Countries in southern and central Africa are currently investigating whether XDR-TB is present, but surveillance will be hampered by the severe shortage of drug sensitivity testing. Few laboratories are equipped to do it, the equipment is expensive and trained staff are thin on the ground.
For most countries, the likelihood that XDR-TB is present will be present is governed by the extent to which patients already have access to second-line TB treatment.
Second-line TB treatment is expensive ($1500 - $4000 for a course of treatment), it’s hugely labour intensive and requires hospital beds to be set aside for six to eight months until the patients achieves conversion to smear-negative. Just under 40% of TB programmes in Africa and Asia currently include MDR TB treatment as part of their routine activities, says Dr Haileyesus Getahun of WHO.
The WHO and Stop TB Partnership has set a target for the expansion of MDR-TB treatment from 30,000 patients worldwide in 2007 to 1.6 million in 2015. The target is based on the estimated number of patients who fail TB treatment and develop drug resistance to components of the first-line regimen.

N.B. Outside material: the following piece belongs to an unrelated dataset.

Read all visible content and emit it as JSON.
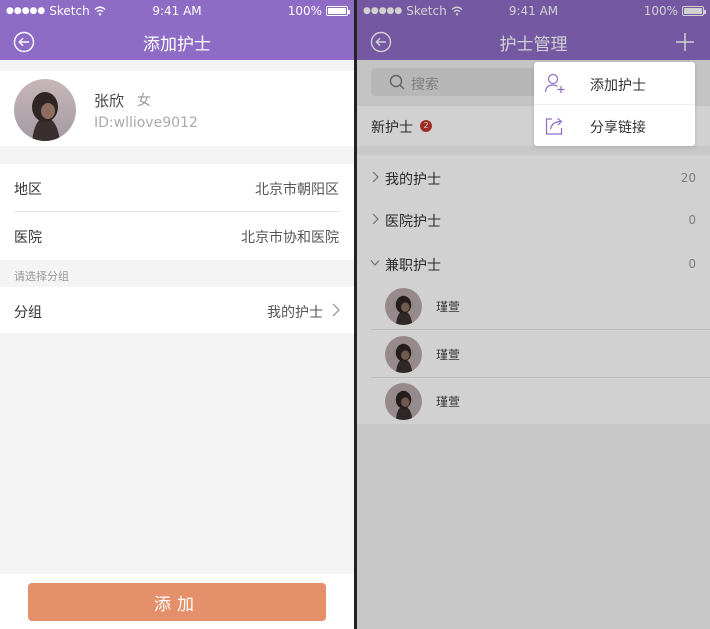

Unless efforts to control MDR-TB succeed, said Dr Mario Raviglione, director of WHO’s Stop TB department, “MDR-TB will replace the drug-susceptible strain as the dominant strain. There are countries in the former Soviet Union already approaching 15 – 20% [of new TB cases MDR] today.”
But, says Dr Rhehab Chimzizi of Malawi’s National TB Programme, “What is slowing us [in MDR response] is laboratory capacity. We have one lab to do drug sensitivity testing and sputum culture for a country of 12.8 million people!”
Until countries can carry out drug sensitivity testing, their requests for free or subsidised second-line drugs are likely to be turned down by WHO’s Green Light Committee, which approves requests for second-line TB drugs based on the capacity of a country to preserve the efficacy of those drugs.
Currently, drug sensitivity testing is not only expensive but slow. It can take five to six weeks to establish whether a TB isolate is resistant to rifampicin or isoniazid, or both, often leading to presumptive treatment with an inappropriate combination of drugs that can serve to increase the level of drug resistance.
Tests of a new method of diagnosing isoniazid and rifampicin resistance without the need for culturing TB bacteria are currently underway in southern Africa, and if successful, could lead to the approval of a new diagnostic method by WHO within a year.
This would have the potential to speed up MDR treatment, if the investment in laboratory standards takes place now.
But, as Dr Mario Raviglione points out, unless donors begin to invest in combating the MDR-TB crisis now, we will fall further and further behind in the fight against MDR-TB. Earlier this year WHO and the Stop TB Partnership issued a call for $2.15 billion to back an extensive plan to combat MDR and XDR TB. So far, he says, there is a funding gap of close to half a billion dollars in 2007, despite the fact that more than 400,000 MDR-TB cases are expected to be diagnosed this year alone.